Website and app data records:

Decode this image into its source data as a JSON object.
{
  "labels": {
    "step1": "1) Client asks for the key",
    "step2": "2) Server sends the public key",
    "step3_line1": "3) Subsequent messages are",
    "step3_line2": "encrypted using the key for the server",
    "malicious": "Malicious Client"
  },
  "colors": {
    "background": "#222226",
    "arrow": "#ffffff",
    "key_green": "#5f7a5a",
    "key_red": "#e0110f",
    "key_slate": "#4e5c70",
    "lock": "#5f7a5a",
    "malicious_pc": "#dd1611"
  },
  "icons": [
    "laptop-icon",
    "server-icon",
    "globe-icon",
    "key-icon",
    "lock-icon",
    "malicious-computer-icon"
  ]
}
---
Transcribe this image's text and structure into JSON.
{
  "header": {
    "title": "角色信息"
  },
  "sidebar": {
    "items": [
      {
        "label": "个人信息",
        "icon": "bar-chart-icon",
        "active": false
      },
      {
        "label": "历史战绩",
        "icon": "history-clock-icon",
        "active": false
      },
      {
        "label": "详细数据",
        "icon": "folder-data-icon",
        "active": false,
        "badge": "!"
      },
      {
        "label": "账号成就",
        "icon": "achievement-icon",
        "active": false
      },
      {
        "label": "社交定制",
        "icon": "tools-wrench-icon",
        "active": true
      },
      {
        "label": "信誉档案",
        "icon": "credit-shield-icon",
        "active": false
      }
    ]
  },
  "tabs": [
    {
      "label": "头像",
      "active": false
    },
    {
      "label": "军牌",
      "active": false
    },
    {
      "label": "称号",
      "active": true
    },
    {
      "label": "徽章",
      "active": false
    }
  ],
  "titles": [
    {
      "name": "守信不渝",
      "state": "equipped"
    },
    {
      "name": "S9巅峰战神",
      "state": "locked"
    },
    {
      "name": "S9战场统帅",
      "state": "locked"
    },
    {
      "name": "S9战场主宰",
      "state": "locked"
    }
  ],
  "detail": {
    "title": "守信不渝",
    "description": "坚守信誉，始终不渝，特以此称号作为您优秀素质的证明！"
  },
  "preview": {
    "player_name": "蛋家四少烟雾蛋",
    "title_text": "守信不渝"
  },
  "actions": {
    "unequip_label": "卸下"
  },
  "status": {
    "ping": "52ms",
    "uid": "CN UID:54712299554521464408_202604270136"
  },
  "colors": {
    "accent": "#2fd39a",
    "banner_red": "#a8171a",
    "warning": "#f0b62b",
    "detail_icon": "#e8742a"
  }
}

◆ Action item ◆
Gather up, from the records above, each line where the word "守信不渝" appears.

◆ Answer section ◆
      "name": "守信不渝",
    "title": "守信不渝",
    "title_text": "守信不渝"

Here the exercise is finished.